▸ **ASSIGNMENT**
Every line in the records below with the string "TaskList" is to be copied out.

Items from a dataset
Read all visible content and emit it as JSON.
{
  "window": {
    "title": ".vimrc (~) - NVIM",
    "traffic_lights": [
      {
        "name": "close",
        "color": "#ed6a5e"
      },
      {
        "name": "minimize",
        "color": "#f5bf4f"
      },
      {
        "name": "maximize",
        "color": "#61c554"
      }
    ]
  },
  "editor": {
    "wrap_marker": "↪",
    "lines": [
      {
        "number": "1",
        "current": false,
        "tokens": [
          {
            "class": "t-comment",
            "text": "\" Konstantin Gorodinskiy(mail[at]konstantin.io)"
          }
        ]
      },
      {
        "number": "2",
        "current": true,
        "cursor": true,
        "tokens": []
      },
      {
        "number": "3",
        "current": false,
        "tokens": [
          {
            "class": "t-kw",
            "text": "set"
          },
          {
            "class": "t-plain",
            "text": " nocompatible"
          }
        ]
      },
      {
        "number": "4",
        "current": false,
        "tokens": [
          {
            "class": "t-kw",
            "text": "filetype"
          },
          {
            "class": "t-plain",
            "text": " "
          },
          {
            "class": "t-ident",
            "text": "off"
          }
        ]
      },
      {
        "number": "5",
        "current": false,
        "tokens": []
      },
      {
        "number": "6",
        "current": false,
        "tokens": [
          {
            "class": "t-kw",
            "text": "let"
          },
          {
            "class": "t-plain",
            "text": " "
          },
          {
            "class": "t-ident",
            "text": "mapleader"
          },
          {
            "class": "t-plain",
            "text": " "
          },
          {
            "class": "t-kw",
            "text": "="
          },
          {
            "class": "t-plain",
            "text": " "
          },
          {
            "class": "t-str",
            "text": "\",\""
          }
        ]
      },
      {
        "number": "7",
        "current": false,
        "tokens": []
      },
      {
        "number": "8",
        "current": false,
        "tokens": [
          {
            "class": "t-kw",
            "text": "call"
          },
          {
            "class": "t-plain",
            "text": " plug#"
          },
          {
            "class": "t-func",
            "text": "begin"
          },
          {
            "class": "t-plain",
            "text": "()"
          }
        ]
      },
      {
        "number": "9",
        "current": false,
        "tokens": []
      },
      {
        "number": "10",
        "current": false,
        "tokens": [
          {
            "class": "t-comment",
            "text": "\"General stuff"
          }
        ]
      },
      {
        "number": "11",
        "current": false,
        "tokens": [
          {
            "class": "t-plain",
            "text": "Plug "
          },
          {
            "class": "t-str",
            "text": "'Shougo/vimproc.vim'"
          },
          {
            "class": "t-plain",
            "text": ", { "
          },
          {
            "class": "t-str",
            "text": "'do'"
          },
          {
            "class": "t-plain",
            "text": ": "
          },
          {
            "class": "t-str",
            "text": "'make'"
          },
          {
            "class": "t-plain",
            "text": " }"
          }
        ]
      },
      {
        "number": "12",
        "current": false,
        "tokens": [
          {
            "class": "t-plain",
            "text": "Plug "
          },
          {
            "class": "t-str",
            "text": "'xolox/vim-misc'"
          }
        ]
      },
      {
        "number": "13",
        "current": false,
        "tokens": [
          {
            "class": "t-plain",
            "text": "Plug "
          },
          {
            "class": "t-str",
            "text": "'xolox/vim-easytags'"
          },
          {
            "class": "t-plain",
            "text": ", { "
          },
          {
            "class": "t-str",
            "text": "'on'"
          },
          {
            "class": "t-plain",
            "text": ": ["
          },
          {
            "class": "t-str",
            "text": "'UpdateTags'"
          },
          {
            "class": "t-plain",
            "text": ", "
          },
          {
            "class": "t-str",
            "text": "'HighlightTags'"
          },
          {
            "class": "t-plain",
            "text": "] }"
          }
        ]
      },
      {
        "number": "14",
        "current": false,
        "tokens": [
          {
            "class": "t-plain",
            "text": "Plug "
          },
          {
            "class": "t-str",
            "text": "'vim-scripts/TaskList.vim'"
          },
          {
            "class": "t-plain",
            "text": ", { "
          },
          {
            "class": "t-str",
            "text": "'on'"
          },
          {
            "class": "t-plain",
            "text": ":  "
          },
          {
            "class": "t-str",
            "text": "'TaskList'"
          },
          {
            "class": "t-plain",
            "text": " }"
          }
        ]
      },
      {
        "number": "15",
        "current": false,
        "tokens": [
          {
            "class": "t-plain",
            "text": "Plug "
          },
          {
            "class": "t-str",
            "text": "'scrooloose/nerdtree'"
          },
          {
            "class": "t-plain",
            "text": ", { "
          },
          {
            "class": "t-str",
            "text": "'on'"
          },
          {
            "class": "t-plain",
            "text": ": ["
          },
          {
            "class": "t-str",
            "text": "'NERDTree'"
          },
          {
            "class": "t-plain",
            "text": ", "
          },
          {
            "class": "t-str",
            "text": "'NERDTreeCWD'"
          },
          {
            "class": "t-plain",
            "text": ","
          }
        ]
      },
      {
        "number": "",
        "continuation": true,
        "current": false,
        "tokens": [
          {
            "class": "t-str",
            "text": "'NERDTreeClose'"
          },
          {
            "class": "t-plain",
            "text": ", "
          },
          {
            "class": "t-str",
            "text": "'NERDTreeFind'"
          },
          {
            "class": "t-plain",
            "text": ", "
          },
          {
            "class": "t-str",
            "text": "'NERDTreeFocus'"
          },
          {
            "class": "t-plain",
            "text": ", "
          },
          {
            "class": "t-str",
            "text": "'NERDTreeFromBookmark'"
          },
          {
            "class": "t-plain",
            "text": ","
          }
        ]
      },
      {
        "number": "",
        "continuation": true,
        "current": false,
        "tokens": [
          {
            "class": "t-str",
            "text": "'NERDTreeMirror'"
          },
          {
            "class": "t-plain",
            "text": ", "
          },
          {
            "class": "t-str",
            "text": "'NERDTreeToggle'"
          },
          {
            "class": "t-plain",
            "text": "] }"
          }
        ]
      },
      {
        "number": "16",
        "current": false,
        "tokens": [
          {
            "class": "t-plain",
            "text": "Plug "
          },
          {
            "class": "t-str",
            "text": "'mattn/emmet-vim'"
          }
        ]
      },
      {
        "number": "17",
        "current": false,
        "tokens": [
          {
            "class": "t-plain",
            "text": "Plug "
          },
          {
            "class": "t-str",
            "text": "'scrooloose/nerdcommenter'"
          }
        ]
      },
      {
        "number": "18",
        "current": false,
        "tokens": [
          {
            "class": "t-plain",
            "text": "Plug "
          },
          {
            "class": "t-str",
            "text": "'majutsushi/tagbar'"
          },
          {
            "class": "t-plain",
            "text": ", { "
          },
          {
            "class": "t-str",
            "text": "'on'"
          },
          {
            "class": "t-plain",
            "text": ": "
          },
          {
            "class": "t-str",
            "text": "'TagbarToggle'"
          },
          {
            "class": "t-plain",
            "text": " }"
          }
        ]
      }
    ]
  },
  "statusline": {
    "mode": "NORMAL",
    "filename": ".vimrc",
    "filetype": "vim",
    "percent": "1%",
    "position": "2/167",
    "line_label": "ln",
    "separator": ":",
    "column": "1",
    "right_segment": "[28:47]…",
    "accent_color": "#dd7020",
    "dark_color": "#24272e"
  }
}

▸ **ANSWER AREA**
            "text": "'vim-scripts/TaskList.vim'"
            "text": "'TaskList'"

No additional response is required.